According to artist Jane Prophet, TechnoSphere is an “evolution simulator that enabled people to create their own creatures and communicate with them as they grow, evolve and die in a virtual three-dimensional environment.” In the screen-grab from the website, users first choose to make an Herbivore or Carnivore, then are presented with a choice of body parts with which to create their A-life (artificial life) creatures. The creatures then go off to compete with other creatures for resources with the programmed goal to survive and reproduce, hence the artist’s description of the work as an “evolution simulator.” There was no visual display to watch the action, however, those who parented creatures would receive periodic updates on their creatures’ size and weight and reproductive success.
Subsequent iterations added visualizations. As prophet further noted, “Developing the real-time version of TechnoSphere gave us the opportunity to show the creatures in their context. Providing a graphic window onto the TechnoSphere virtual world is a first step towards highlighting the importance of environment in shaping the life forms that inhabit it.” She continued,
In April 1999 we installed the first of our real-time 3D systems at the National Museum of Photography, Film & Television at Bradford, UK. Wired Worlds is a new gallery at the recently refurbished Museum and showcases a number of interactive digital art works, with the aim of using them to highlight recent technological developments. The installation at Bradford enables the visitor to see in real-time that which has been hidden behind closed doors.
The artist’s goal for the museum version of TechnoSphere was to make it “highly visual, fast, fun and easily accessible.” Audience members are invited to create an artificial life creature on a touch-screen display (uncommon at the time) from an extended palette of textured body components. They could then see their digital spawn interacting with other creatures and the environment in real time.

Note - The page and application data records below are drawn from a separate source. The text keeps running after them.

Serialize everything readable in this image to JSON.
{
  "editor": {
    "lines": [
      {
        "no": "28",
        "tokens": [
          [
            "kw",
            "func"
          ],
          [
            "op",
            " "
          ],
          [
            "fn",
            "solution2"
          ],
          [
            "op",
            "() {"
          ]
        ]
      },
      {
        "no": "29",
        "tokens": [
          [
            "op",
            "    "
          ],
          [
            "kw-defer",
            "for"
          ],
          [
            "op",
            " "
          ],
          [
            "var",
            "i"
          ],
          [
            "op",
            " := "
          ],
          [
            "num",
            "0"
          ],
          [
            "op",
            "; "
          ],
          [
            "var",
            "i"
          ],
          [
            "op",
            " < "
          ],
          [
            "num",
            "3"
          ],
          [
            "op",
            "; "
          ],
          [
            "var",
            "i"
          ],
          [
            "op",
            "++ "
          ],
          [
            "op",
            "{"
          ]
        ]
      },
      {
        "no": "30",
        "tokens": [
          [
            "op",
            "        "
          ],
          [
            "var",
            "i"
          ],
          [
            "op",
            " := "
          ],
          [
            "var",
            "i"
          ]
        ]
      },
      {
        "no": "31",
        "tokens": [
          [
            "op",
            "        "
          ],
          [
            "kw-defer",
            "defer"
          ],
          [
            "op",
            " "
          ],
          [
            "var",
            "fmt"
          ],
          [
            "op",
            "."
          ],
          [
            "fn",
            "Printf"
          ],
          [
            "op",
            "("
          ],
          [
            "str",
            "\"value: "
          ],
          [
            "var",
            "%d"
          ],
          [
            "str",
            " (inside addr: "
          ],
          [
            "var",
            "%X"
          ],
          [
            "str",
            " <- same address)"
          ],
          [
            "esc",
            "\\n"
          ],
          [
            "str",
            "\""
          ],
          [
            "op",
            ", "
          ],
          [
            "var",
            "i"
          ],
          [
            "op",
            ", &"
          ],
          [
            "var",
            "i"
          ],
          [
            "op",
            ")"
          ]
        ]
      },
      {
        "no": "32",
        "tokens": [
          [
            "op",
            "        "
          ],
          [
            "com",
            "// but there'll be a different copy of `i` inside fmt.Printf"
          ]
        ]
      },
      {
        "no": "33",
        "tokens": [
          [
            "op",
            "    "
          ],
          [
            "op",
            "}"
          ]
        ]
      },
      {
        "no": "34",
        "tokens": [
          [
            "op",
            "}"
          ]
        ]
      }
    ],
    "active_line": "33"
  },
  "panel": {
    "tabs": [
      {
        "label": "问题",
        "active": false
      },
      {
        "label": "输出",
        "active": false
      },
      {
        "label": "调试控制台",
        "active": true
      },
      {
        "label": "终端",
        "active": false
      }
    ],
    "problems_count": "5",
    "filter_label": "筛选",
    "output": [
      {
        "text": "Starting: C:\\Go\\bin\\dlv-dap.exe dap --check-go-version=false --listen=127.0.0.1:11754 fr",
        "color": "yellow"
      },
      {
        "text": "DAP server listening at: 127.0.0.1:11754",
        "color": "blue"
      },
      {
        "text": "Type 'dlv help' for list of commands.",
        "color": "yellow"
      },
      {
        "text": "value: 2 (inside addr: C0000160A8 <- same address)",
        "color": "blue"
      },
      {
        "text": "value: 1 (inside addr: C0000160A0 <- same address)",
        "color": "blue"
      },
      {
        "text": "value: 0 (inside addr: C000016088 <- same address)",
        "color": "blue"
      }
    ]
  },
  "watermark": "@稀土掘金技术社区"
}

Artist Jane Prophet discusses TechnoSphere in the BBC video (starts at 27.54)